-- One thing was interesting – in the end credits, we see the following:
“based on an original idea by Alejandro González Iñárritu and Guillermo Arriaga “
What is that supposed to mean? Are the two trying to ensure no one tries to accuse them of stealing this story idea from a real incident?

Overall, I was hugely disappointed with this movie. Half-way through the 140 min movie, I told myself if I saw a shot of the clouded blue sky, I would know the director is trying too hard and sure enough, there is such a shot near the end of the movie. But I can’t understand why people call this film complex. Seriously, it is pretty straight forward. Yes, long periods of silence in movies allow us to contemplate each scene and think things through. But none of the stories in Babelare rich enough to require much thought. In addition, if the media reports are true then this is the last collaboration between Alejandro and Guillermo. That would be a real shame because they have had a good run together. Babel is the weakest of their three joint feature film efforts but still their powerful first two films were enough to warrant them attention.

Jealousy (1999, Spain, Director Vicente Aranda): Rating 7.5/10

It turns out that I had seen this film a few years ago, but I forgot when I rented this. It is a good watch nonetheless. A month before his marriage, Antonio discovers a picture of his bikini clad fiancée (Carmen) with a stud among a group of her friends. His jealous nature takes over him and he needs to find out who the stud is. And Antonio’s curiosity is only increased when all the people around him lie about the stud in the picture, After a brief break up with Carmen, the two make up and eventually marry. But Antonio is still not satisfied and his relentless pursuit of the truth drives Carmen mad. She is forced to reveal all to Antonio and after that, both of them need to get the stud, José, out of their system.

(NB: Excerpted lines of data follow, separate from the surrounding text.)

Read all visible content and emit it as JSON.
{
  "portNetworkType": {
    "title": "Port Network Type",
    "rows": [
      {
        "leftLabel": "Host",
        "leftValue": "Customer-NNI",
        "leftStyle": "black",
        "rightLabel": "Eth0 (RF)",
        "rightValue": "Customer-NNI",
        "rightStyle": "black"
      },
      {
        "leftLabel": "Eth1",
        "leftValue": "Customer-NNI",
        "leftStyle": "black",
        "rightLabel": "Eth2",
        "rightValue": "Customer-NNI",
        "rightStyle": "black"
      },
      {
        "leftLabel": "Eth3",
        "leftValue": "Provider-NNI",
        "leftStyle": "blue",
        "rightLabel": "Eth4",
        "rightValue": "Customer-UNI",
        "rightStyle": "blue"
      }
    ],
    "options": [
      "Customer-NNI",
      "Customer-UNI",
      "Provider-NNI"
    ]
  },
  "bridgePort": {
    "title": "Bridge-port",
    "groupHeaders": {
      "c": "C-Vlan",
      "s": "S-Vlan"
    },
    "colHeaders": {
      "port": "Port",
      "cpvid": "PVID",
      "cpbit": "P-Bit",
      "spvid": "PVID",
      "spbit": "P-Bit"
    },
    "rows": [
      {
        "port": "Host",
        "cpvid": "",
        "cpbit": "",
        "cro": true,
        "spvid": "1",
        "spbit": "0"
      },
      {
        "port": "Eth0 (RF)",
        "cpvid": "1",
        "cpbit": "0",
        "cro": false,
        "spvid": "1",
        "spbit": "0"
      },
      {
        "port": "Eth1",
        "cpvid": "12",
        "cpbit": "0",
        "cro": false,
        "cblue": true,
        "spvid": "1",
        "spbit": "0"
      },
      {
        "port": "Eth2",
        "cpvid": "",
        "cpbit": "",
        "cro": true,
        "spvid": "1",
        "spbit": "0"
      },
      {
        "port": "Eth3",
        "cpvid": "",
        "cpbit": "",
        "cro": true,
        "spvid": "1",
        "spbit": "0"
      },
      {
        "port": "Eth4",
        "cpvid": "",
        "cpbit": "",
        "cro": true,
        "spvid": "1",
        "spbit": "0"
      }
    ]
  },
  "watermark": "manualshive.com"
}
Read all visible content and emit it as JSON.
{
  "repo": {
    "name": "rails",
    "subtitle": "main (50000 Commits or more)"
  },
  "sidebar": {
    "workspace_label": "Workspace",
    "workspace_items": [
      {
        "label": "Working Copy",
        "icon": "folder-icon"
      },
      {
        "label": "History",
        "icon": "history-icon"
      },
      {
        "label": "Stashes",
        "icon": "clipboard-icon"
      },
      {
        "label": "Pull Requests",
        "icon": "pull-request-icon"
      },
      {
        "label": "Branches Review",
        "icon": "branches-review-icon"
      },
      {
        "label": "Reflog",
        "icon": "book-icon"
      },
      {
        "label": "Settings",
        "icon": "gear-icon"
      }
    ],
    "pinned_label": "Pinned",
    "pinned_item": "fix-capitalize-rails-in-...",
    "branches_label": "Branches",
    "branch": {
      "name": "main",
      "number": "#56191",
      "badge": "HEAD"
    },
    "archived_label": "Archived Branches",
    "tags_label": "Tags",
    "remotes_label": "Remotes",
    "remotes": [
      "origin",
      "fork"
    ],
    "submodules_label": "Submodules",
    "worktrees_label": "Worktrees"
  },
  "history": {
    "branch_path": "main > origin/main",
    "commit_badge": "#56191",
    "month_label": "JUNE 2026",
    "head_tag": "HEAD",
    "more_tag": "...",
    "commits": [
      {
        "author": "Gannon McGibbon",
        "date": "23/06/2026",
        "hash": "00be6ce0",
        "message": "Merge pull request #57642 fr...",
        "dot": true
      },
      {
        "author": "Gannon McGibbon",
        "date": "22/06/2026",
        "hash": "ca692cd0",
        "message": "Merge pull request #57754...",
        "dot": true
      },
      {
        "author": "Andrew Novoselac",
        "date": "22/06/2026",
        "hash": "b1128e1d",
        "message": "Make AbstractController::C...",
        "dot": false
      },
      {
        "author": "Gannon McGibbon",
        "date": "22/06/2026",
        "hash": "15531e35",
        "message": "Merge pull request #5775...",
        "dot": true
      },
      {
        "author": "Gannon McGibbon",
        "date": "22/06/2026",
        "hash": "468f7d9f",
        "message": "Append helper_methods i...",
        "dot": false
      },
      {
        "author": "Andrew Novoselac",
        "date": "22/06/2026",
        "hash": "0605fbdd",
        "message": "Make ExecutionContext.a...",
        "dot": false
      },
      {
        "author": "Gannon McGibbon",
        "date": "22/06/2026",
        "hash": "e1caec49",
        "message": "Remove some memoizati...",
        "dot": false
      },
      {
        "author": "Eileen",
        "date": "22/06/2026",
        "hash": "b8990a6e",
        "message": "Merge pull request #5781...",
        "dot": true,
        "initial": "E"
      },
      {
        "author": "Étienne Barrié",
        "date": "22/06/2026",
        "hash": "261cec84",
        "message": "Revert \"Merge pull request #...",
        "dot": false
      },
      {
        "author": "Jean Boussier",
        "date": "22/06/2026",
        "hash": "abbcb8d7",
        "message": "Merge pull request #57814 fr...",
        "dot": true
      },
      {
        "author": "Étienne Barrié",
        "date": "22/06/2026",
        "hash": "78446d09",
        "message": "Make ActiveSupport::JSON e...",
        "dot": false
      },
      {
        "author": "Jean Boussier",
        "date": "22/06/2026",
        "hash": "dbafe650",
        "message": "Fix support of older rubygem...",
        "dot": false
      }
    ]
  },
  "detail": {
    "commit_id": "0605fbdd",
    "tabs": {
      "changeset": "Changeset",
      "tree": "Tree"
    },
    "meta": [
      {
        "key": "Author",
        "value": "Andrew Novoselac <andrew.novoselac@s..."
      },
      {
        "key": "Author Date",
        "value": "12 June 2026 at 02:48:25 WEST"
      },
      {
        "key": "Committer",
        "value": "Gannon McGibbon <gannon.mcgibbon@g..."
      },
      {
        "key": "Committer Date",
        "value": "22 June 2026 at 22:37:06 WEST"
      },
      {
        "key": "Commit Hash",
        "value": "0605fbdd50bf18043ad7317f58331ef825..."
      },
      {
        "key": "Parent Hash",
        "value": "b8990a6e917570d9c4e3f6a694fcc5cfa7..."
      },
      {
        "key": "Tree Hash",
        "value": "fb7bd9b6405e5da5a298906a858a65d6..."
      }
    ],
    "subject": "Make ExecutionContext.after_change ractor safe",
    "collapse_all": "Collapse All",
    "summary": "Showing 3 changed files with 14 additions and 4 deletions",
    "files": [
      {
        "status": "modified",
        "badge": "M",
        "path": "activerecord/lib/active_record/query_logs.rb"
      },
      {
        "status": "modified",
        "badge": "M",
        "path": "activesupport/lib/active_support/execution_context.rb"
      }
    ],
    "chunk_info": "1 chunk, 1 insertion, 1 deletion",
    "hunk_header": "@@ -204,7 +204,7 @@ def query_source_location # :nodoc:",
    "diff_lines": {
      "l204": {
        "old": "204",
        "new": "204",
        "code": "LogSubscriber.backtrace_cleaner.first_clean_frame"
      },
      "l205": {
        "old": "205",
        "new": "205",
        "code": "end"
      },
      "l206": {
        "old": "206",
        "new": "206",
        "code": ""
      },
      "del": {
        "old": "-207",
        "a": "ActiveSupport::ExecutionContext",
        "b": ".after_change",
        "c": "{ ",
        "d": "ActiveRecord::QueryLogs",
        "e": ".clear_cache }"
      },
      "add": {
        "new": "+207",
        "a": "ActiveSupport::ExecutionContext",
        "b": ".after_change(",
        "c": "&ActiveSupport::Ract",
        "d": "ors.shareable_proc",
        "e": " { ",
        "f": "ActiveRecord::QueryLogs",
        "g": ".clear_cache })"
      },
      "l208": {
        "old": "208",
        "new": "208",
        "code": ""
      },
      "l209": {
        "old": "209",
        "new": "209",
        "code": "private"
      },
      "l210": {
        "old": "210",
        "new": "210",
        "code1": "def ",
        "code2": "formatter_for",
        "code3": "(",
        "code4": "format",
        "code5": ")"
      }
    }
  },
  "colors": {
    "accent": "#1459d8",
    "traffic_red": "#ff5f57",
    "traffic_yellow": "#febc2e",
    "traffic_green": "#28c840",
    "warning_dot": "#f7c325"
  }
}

The film contains two very good expressive performances from Aitana Sánchez-Gijón (Carmen) & Daniel Giménez Cacho (Antonio). In fact, Daniel’s stern face and glaring eyes steal the show. There is an interesting camera angle when Carmen decides to tell Antonio the truth. We see her in the background but in the foreground, we only see Antonio’s left eye. Even with such an angled look at his face, we can clearly understand what is going on through his mind. But the story does start to wear down near the end and I had lost all interest by the final frame.

Lisbon (1999, Spain/Argentina, Director Antonio Hernández): Rating 6/10

Despite the presence of Sergi López and Carmen Maura, I could not be interested in this film. López plays a video cassette salesman who travels between Spain and Portugal. One day he finds a mysterious woman (played by Maura) who insists on being taken to Lisbon at whatever cost. In trying to help her, he finds himself in between her crazy family and her pursuit of her lover. An ok film with average acting but a short story stretched too long.

2 comments:

Reel Fanatic said...

I think Inarritu tacked that qualifier on the end of his movie because the idea came completely from screenwriter Arriaga, but the two have had a falling out since the movie was finished ... I think it's just Inarritu grabbing all the credit he can .. I liked Babel more than you, but the best movie I saw in 2006 was Chilren of Men

Sachin G. said...

Ok that makes sense as I have also read that as Arriaga was not happy with not getting credit for their parterships. Hopefully in the next week, I can Children of Men, Pan's Labrinyth and the Last King of Scotland (the last two movies only opened this week in my city).